Extract all lines in the data that contain the word "value".

(Web page and app entries)
——————————
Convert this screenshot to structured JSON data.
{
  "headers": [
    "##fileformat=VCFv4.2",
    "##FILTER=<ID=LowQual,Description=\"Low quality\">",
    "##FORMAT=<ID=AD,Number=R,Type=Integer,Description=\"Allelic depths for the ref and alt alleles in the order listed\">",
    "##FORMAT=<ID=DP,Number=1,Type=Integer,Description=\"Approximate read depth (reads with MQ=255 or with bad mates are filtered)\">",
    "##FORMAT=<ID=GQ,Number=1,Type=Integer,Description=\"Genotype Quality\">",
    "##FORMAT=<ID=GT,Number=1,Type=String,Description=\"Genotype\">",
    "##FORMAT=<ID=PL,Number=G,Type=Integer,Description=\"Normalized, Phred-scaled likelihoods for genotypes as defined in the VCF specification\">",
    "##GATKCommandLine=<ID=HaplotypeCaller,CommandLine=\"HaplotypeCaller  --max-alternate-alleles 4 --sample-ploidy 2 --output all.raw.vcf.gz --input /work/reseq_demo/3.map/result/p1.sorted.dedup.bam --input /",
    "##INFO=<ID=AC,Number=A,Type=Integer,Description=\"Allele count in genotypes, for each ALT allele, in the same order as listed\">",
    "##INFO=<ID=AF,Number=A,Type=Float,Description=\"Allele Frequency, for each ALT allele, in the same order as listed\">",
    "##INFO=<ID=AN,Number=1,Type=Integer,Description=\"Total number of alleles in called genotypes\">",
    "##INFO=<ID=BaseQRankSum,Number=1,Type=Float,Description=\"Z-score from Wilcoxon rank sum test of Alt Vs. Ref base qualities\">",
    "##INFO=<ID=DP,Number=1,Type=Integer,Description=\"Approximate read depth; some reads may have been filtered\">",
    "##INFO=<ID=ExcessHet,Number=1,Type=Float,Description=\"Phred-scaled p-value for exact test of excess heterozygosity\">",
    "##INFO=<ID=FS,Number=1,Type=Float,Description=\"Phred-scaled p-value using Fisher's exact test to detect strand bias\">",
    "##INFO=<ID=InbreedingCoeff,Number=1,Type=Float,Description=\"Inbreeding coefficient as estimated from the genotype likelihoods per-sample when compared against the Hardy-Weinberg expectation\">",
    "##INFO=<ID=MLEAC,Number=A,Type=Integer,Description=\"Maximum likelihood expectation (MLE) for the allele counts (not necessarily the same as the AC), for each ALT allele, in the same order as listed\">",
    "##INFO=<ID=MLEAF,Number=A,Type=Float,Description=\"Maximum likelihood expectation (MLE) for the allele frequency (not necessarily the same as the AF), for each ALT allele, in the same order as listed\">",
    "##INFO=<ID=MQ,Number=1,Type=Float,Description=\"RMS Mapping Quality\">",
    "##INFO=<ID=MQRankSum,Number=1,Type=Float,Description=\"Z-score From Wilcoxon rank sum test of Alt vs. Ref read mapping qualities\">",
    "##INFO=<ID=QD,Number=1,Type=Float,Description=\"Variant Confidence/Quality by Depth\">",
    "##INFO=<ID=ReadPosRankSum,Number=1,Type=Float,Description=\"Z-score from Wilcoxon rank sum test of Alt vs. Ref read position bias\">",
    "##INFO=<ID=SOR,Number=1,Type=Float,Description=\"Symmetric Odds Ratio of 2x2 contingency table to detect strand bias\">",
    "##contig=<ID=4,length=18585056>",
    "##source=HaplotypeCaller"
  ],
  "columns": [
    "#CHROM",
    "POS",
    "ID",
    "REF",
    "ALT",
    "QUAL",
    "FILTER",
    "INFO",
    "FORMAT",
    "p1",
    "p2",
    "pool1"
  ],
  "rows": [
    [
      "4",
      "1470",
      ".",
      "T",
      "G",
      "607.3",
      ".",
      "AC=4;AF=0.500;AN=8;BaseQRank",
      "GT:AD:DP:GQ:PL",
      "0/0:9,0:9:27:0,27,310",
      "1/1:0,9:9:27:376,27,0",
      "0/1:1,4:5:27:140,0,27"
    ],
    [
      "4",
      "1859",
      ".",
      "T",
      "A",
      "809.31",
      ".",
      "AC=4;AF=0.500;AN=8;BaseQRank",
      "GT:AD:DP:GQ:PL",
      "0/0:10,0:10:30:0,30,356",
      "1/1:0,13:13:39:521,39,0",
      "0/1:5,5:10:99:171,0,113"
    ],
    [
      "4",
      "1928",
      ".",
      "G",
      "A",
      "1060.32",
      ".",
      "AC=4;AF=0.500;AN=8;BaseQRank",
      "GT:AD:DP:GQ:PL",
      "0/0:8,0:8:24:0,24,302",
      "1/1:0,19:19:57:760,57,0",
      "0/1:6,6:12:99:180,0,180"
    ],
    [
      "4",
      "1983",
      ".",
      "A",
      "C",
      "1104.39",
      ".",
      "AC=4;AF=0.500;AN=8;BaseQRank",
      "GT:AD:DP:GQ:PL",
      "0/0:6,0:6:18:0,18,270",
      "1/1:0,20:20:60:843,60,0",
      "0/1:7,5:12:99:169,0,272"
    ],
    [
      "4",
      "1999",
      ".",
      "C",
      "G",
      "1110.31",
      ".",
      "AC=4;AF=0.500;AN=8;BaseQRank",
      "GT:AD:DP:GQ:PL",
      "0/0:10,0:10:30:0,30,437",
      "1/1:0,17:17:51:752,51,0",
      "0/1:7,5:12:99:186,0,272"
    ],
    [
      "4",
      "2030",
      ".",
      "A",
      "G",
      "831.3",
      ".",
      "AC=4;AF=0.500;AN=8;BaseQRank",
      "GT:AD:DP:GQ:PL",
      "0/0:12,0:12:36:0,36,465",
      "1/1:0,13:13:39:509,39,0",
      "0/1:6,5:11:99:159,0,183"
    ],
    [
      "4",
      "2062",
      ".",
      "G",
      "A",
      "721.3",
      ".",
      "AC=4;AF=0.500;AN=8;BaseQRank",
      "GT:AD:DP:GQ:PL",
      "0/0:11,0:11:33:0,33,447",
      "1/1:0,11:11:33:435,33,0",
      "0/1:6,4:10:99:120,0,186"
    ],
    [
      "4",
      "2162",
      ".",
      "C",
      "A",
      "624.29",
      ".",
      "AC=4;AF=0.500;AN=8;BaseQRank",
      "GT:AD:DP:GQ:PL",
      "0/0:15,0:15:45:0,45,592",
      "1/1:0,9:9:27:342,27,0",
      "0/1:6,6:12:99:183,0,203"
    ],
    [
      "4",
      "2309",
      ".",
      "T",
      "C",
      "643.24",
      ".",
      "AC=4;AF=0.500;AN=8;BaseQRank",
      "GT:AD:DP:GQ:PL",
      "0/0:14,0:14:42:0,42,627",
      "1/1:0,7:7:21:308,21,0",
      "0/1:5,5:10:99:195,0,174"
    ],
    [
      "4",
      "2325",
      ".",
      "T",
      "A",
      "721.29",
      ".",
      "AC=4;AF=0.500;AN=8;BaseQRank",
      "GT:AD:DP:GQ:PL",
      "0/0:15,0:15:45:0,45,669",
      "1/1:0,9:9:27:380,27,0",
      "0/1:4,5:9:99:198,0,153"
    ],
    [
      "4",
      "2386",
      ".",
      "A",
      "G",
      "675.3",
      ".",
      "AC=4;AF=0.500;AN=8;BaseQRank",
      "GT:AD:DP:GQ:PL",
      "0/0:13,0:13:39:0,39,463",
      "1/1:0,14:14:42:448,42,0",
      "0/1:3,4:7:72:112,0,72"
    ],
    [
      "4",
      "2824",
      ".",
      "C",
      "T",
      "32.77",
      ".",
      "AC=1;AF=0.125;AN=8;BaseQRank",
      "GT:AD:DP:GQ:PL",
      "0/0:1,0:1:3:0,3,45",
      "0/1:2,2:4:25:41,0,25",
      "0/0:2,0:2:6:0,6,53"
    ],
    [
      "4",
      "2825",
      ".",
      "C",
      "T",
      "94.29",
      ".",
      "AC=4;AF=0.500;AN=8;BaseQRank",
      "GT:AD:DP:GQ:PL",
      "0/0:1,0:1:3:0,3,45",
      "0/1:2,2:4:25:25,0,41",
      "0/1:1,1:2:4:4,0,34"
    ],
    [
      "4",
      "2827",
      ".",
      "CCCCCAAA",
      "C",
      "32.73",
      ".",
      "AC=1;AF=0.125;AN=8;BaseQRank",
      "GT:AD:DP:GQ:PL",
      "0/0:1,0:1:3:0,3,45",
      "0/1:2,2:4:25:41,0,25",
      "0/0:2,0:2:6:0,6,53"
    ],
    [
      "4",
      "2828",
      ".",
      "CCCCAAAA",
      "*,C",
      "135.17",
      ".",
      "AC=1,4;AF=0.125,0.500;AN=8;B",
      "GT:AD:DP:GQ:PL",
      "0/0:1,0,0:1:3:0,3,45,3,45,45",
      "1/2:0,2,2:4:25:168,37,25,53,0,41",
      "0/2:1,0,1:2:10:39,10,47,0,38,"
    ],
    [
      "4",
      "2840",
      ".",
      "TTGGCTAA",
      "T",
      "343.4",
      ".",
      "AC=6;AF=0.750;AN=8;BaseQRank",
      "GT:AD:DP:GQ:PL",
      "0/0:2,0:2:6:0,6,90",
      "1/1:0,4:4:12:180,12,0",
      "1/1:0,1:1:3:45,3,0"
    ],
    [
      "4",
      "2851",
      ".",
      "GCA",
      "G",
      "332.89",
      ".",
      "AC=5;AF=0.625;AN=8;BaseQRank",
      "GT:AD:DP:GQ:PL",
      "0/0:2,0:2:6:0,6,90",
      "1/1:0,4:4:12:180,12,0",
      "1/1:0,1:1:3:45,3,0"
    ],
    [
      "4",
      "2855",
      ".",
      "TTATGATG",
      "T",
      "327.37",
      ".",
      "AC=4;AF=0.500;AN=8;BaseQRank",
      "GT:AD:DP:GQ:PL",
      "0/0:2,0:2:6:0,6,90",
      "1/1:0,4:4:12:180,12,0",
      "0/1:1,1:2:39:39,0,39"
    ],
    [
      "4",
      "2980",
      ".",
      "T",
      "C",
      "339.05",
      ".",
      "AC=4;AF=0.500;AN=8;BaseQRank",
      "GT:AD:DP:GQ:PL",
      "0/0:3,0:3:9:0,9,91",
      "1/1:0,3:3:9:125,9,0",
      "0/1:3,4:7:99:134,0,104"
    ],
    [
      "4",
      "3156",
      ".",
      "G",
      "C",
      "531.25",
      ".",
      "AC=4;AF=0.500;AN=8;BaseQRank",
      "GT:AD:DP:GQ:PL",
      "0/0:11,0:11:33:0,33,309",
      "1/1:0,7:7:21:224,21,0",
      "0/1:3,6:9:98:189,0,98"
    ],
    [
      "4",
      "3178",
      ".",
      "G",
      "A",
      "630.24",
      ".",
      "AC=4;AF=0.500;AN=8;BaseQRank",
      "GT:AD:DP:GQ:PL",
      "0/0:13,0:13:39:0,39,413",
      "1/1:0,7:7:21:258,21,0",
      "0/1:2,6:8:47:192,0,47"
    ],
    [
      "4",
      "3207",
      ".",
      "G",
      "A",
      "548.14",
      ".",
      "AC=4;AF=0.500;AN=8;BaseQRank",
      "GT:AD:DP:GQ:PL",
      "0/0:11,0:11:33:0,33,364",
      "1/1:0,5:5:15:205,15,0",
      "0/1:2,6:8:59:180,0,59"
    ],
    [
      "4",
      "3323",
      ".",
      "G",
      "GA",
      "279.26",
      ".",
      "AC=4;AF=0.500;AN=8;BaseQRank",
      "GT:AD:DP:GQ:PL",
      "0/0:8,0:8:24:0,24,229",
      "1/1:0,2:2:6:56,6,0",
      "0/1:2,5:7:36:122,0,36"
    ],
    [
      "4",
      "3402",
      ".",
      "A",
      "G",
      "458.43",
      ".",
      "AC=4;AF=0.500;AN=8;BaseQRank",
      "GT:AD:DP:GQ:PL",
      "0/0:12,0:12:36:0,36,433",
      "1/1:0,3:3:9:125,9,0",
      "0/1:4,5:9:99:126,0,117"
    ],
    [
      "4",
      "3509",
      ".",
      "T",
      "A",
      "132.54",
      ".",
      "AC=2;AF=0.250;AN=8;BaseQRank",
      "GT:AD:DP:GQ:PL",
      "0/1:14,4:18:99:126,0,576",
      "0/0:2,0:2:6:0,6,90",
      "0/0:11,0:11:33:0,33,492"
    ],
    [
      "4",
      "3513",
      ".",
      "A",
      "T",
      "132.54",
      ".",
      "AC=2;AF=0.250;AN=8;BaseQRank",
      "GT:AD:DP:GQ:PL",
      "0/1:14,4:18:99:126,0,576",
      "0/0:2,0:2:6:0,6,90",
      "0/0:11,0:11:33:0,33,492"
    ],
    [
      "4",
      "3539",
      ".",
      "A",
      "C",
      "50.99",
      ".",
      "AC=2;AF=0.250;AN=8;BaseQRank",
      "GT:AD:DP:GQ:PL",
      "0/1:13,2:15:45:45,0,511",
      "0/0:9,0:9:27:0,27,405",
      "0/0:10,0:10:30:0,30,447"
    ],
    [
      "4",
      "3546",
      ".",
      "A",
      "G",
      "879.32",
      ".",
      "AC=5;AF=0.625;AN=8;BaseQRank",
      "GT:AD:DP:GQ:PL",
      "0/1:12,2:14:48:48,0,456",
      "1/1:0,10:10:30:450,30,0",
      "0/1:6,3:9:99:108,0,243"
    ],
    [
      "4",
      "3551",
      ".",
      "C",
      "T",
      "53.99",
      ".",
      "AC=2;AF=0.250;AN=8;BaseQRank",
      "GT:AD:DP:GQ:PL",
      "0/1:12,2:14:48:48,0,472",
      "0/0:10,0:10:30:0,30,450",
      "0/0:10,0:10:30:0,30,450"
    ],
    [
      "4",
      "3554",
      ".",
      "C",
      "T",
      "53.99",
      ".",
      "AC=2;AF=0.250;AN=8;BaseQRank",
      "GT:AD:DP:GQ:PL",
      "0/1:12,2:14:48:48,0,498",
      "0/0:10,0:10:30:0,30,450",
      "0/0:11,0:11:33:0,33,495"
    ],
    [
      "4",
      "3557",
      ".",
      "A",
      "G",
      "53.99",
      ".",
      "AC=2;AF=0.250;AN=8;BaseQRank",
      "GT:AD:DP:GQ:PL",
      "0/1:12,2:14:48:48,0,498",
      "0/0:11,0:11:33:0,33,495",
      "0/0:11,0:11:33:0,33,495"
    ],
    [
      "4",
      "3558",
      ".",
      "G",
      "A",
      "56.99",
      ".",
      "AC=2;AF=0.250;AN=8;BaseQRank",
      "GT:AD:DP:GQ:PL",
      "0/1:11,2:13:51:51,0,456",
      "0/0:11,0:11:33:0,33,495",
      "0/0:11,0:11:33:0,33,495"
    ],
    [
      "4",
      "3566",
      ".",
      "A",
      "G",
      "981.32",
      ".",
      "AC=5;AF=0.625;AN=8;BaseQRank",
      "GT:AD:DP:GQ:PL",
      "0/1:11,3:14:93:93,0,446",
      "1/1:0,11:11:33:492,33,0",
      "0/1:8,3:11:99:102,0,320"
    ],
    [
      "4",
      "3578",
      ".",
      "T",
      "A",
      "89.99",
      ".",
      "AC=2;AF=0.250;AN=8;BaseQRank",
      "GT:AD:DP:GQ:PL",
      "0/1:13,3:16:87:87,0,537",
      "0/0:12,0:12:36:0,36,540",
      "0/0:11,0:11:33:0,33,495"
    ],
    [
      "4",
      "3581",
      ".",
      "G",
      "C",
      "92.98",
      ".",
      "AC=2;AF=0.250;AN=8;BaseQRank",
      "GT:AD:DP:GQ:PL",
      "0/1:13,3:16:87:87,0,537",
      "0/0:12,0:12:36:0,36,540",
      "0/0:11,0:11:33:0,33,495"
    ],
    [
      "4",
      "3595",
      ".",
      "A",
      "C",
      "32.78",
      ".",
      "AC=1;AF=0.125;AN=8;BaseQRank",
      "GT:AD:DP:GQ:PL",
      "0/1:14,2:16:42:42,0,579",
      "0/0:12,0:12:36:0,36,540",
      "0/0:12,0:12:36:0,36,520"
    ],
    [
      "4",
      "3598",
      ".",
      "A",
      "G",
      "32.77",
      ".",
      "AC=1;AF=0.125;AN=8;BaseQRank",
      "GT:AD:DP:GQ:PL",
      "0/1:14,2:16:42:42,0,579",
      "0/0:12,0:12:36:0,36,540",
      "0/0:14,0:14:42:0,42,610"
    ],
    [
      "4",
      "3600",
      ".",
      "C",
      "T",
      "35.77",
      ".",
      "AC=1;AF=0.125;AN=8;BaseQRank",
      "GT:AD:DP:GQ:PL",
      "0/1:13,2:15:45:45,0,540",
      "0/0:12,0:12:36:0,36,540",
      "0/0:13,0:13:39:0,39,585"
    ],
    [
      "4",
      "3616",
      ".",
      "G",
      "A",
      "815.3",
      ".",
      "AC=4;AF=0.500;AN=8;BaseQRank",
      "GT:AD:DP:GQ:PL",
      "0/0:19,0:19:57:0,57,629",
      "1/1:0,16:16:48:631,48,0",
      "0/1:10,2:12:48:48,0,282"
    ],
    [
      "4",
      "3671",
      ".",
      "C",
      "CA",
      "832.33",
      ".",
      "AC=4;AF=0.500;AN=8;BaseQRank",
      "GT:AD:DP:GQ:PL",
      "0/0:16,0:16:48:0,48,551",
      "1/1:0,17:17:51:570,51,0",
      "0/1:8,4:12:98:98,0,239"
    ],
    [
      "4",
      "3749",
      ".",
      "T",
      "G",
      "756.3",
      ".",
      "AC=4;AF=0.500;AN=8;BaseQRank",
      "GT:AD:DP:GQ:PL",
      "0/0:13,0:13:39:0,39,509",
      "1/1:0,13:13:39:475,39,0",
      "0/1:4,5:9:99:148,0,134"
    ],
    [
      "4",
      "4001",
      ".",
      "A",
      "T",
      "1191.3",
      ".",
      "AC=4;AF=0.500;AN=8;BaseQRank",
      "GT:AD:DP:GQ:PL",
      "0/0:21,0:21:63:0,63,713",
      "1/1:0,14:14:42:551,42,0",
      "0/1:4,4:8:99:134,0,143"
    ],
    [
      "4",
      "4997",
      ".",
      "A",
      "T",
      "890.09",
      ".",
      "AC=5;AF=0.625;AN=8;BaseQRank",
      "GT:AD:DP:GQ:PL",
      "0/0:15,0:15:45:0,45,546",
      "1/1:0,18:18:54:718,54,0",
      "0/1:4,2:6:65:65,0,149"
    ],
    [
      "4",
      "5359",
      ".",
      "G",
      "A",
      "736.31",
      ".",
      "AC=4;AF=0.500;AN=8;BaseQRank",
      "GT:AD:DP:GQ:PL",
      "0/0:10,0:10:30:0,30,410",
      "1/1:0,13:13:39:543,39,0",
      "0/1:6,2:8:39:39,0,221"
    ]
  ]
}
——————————
▶ _Response_:
    "##INFO=<ID=ExcessHet,Number=1,Type=Float,Description=\"Phred-scaled p-value for exact test of excess heterozygosity\">",
    "##INFO=<ID=FS,Number=1,Type=Float,Description=\"Phred-scaled p-value using Fisher's exact test to detect strand bias\">",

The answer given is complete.